Task directions » Copy the records below exactly. Include all of them.

Excerpted data »
+===+

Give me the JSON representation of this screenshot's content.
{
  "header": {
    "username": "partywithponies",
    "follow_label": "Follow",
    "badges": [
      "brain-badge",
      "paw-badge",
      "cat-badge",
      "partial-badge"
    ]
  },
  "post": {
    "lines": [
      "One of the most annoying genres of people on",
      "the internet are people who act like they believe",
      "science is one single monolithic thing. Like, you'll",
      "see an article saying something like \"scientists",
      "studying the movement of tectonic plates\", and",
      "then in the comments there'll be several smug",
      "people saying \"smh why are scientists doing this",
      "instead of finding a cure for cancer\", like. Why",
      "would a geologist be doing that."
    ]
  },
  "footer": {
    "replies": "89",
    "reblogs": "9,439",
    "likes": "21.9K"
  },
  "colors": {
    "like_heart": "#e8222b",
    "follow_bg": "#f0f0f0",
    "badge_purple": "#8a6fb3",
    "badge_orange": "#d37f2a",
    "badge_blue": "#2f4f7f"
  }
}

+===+

Final answer »
Give me the JSON representation of this screenshot's content.
{
  "header": {
    "username": "partywithponies",
    "follow_label": "Follow",
    "badges": [
      "brain-badge",
      "paw-badge",
      "cat-badge",
      "partial-badge"
    ]
  },
  "post": {
    "lines": [
      "One of the most annoying genres of people on",
      "the internet are people who act like they believe",
      "science is one single monolithic thing. Like, you'll",
      "see an article saying something like \"scientists",
      "studying the movement of tectonic plates\", and",
      "then in the comments there'll be several smug",
      "people saying \"smh why are scientists doing this",
      "instead of finding a cure for cancer\", like. Why",
      "would a geologist be doing that."
    ]
  },
  "footer": {
    "replies": "89",
    "reblogs": "9,439",
    "likes": "21.9K"
  },
  "colors": {
    "like_heart": "#e8222b",
    "follow_bg": "#f0f0f0",
    "badge_purple": "#8a6fb3",
    "badge_orange": "#d37f2a",
    "badge_blue": "#2f4f7f"
  }
}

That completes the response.